The third prize image combined radio and X-ray data of the remnant of the Supernova of 386 AD. Mallory Roberts of Eureka Scientific, Inc. continued the work begun by the ancient Chinese astronomers who observed the supernova explosion. The X-ray data reveals a wind created by a pulsar at the center of the remnant.
Three images received honorable mentions. Farhad Yusef-Zadeh of Northwestern University won for an image of stars and gas orbiting the massive black hole at the Milky Way's center. Michael Bietenholz of York University and Hartebeesthoek Radio Observatory won for a radio-X-ray image of the pulsar-powered supernova remnant G21.5-0.9, and Volker Heesen of Astronomisches Institut der Ruhr-Universität Bochum (AIRUB) won for an image revealing the magnetic-field structure in the nearby starburst galaxy NGC 253.
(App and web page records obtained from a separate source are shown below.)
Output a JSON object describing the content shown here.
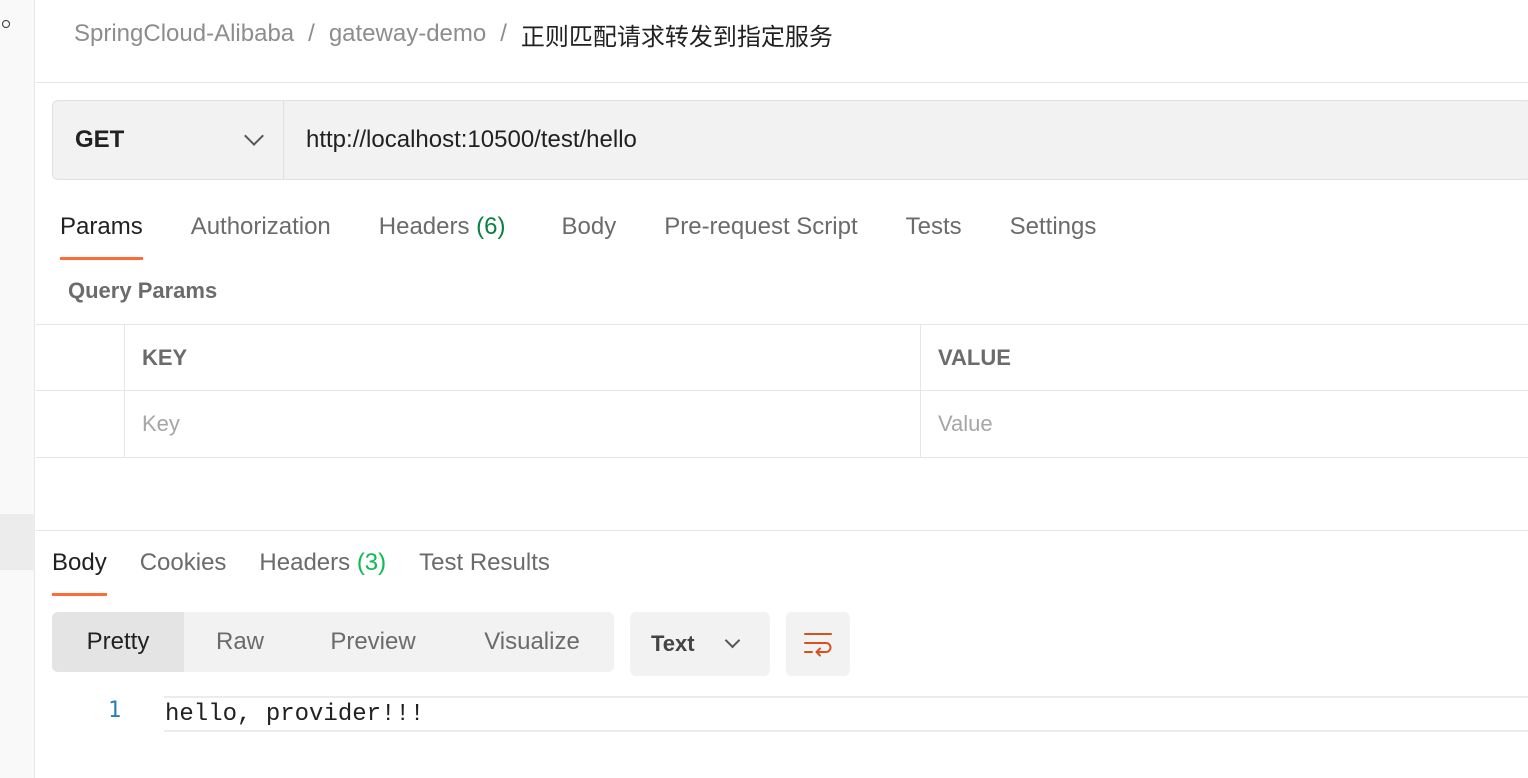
{
  "breadcrumb": {
    "items": [
      "SpringCloud-Alibaba",
      "gateway-demo"
    ],
    "separator": "/",
    "current": "正则匹配请求转发到指定服务"
  },
  "request": {
    "method": "GET",
    "url": "http://localhost:10500/test/hello"
  },
  "request_tabs": [
    {
      "label": "Params",
      "active": true
    },
    {
      "label": "Authorization"
    },
    {
      "label": "Headers",
      "count": "(6)"
    },
    {
      "label": "Body"
    },
    {
      "label": "Pre-request Script"
    },
    {
      "label": "Tests"
    },
    {
      "label": "Settings"
    }
  ],
  "query_params": {
    "title": "Query Params",
    "headers": {
      "key": "KEY",
      "value": "VALUE"
    },
    "placeholders": {
      "key": "Key",
      "value": "Value"
    }
  },
  "response_tabs": [
    {
      "label": "Body",
      "active": true
    },
    {
      "label": "Cookies"
    },
    {
      "label": "Headers",
      "count": "(3)"
    },
    {
      "label": "Test Results"
    }
  ],
  "view_modes": [
    "Pretty",
    "Raw",
    "Preview",
    "Visualize"
  ],
  "active_view_mode": "Pretty",
  "format": "Text",
  "icons": {
    "wrap": "wrap-lines-icon",
    "dropdown": "chevron-down-icon"
  },
  "colors": {
    "accent": "#ff6c37",
    "count_request": "#0a8043",
    "count_response": "#0cbb52",
    "wrap_icon": "#d6511e"
  },
  "response_body": {
    "lines": [
      {
        "number": "1",
        "text": "hello, provider!!!"
      }
    ]
  }
}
"Our congratulations go to all the winners, along with our appreciation for their efforts at making beautiful images that provide unique scientific insights," said NRAO Director Fred K.Y. Lo. "We also want to thank the Prize Panel who volunteered their time: Zolt Levay of the Space Telescope Science Institute; and Aeree Chung, Ron Maddalena, and John Stoke of the NRAO."
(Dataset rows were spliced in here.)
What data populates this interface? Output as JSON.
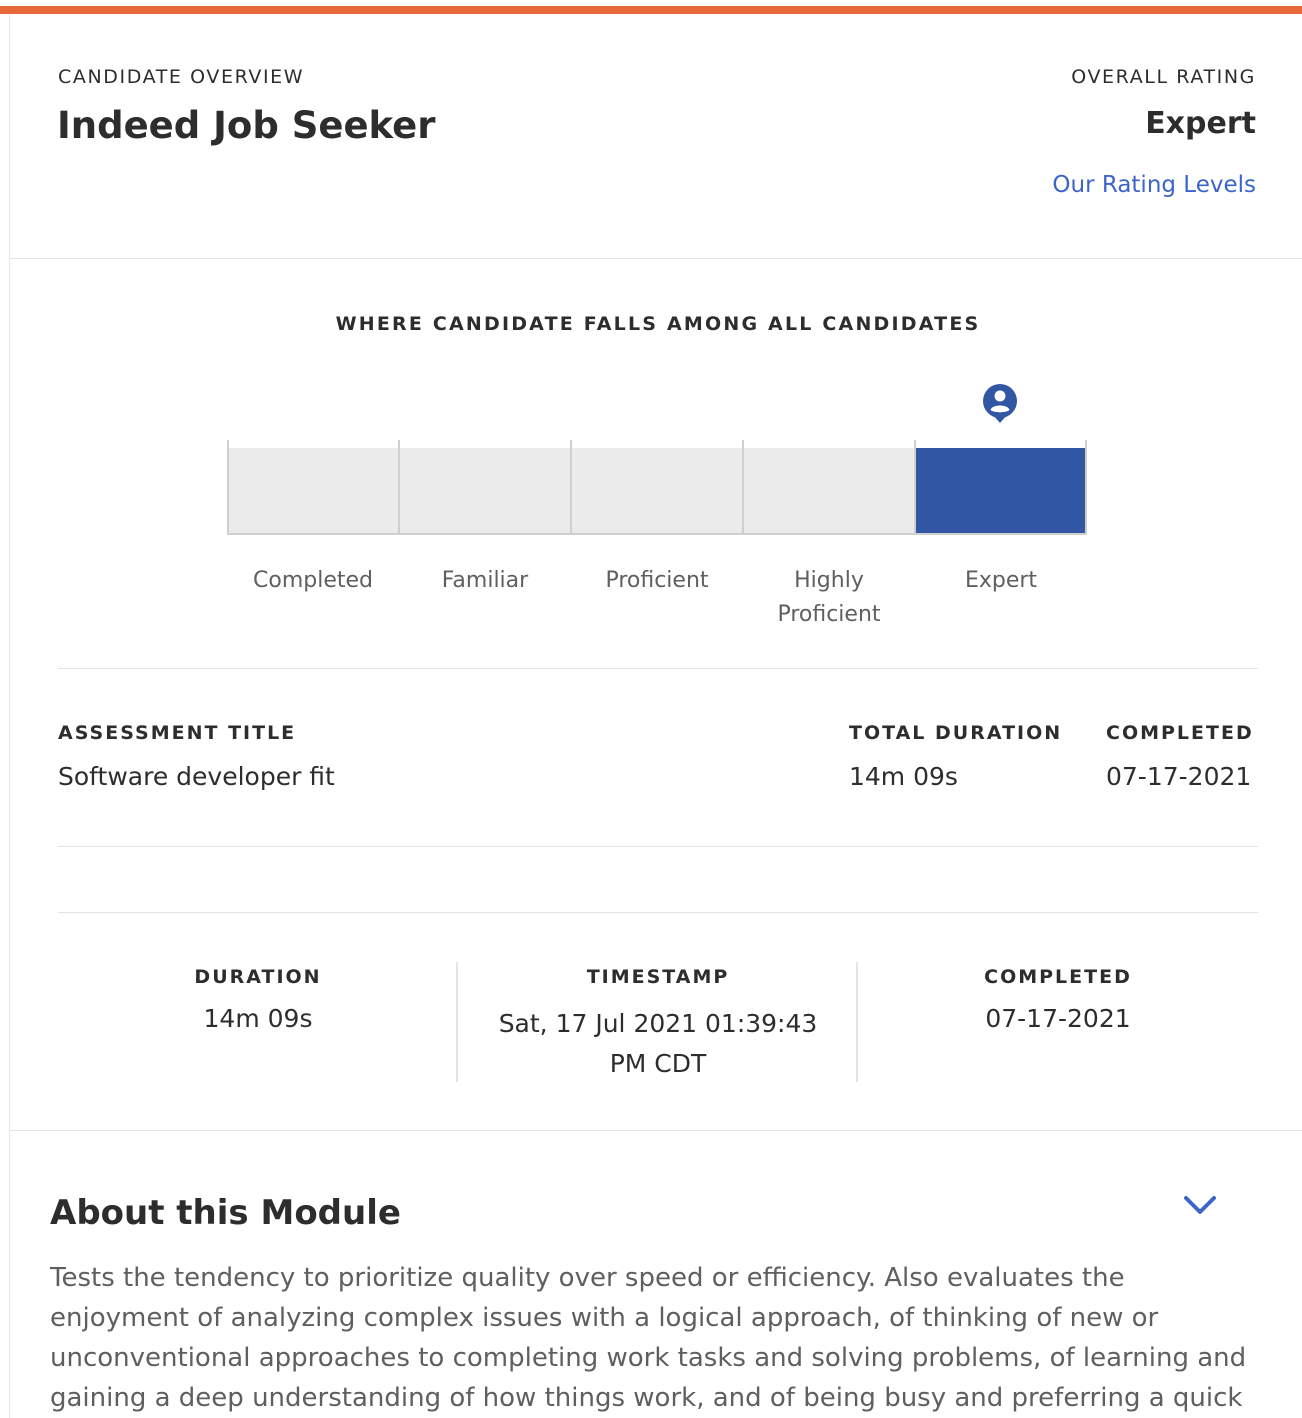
{
  "header": {
    "eyebrow": "CANDIDATE OVERVIEW",
    "candidate_name": "Indeed Job Seeker",
    "rating_eyebrow": "OVERALL RATING",
    "rating_value": "Expert",
    "rating_link": "Our Rating Levels"
  },
  "chart": {
    "title": "WHERE CANDIDATE FALLS AMONG ALL CANDIDATES",
    "levels": [
      {
        "label": "Completed",
        "active": false
      },
      {
        "label": "Familiar",
        "active": false
      },
      {
        "label": "Proficient",
        "active": false
      },
      {
        "label": "Highly Proficient",
        "active": false
      },
      {
        "label": "Expert",
        "active": true
      }
    ],
    "marker_icon": "person-pin-icon",
    "active_color": "#3156a3",
    "inactive_color": "#ebebeb"
  },
  "assessment": {
    "title_label": "ASSESSMENT TITLE",
    "title_value": "Software developer fit",
    "duration_label": "TOTAL DURATION",
    "duration_value": "14m 09s",
    "completed_label": "COMPLETED",
    "completed_value": "07-17-2021"
  },
  "stats": {
    "duration_label": "DURATION",
    "duration_value": "14m 09s",
    "timestamp_label": "TIMESTAMP",
    "timestamp_value": "Sat, 17 Jul 2021 01:39:43 PM CDT",
    "completed_label": "COMPLETED",
    "completed_value": "07-17-2021"
  },
  "about": {
    "title": "About this Module",
    "toggle_icon": "chevron-down-icon",
    "text": "Tests the tendency to prioritize quality over speed or efficiency. Also evaluates the enjoyment of analyzing complex issues with a logical approach, of thinking of new or unconventional approaches to completing work tasks and solving problems, of learning and gaining a deep understanding of how things work, and of being busy and preferring a quick"
  },
  "colors": {
    "accent_bar": "#e8683a",
    "link": "#3b65c9",
    "text_primary": "#2d2d2d",
    "text_secondary": "#5f5f5f"
  }
}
After months of effort, ALMA has a new website for the public, http://www.almaobservatory.org, released on October 30. This task was achieved by the Joint ALMA Observatory (JAO) EPO (Education & Public Outreach) department with the support of the Executives’ (ESO, NAOJ, and NRAO) EPO departments. The support of ALMA scientists was also instrumental in ensuring the accuracy of the scientific and technical information available on the website, both in English and Spanish.
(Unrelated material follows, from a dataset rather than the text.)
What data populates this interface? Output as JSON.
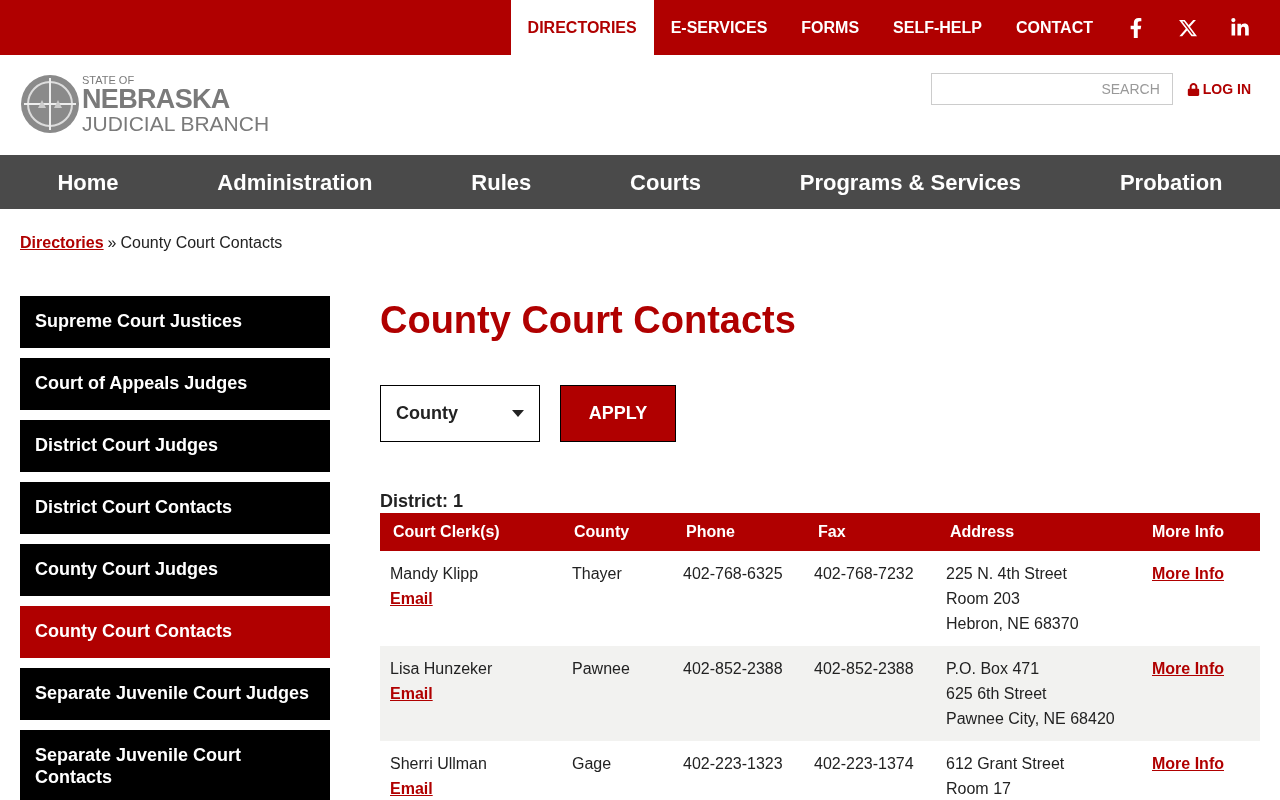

The new site contains four main sections: “About ALMA”, “Newsroom”, “Multimedia” and “Resources.” Additionally, it contains a section on job opportunities with ALMA and gives the user the possibility of getting the latest ALMA-related news, events and multimedia material by subscribing to RSS feeds.
The “About ALMA” section covers a range of information about ALMA’s universe: the timeline, science and technology, infrastructure, geographical location, internal structure and management and a guide to the acronyms used in ALMA.
The “Newsroom” section, mainly designed for the worldwide media, is a repository of all press and web releases related to ALMA from its beginning, classified in chronological order. This section also contains a list of main scientific events in which ALMA will be represented as well as useful information for journalists planning to visit our facilities and EPO contact information in Chile and the regions.
The “Multimedia” section gives a global view of ALMA’s universe through images, 3-D animations, videos, and webcams. The images are divided into specific sections, which make the searches easy, and are downloadable in different resolutions. ALMA-related videos, produced either by the JAO EPO Department or the EPO Departments of the Executives, are visible in streaming and also downloadable.
The “Resources” section contains free downloadable publications on the project, such as the beautifully illustrated book on biology in the ALMA area, and easy-to-build paper models of the antennas and the transporter. A radio astronomy FAQ and an astronomical glossary offer a good introduction to radio astronomy and ALMA to people who are completely new to astronomy, as well as to those who have a greater acquaintance with it.
The "Internal Links," which were formerly located under "ALMA Resources" at the bottom of the www.alma.cl webpage, are now accessible from a link located in the footer of the www.almaobservatory.org domain. Since these links are for internal purposes, they are visible only inside the private networks of ALMA and the Executives.
The architecture of the website was designed by professionals, following the requirements specified by the ALMA-related EPO departments. Designed to be user-friendly and easy to navigate, the website also possesses a flexible content management system. Last but not least, the website aims to be dynamic and constantly updated with new tools, articles, resources, pictures, videos, etc. This will be one of the priorities of the JAO EPO department.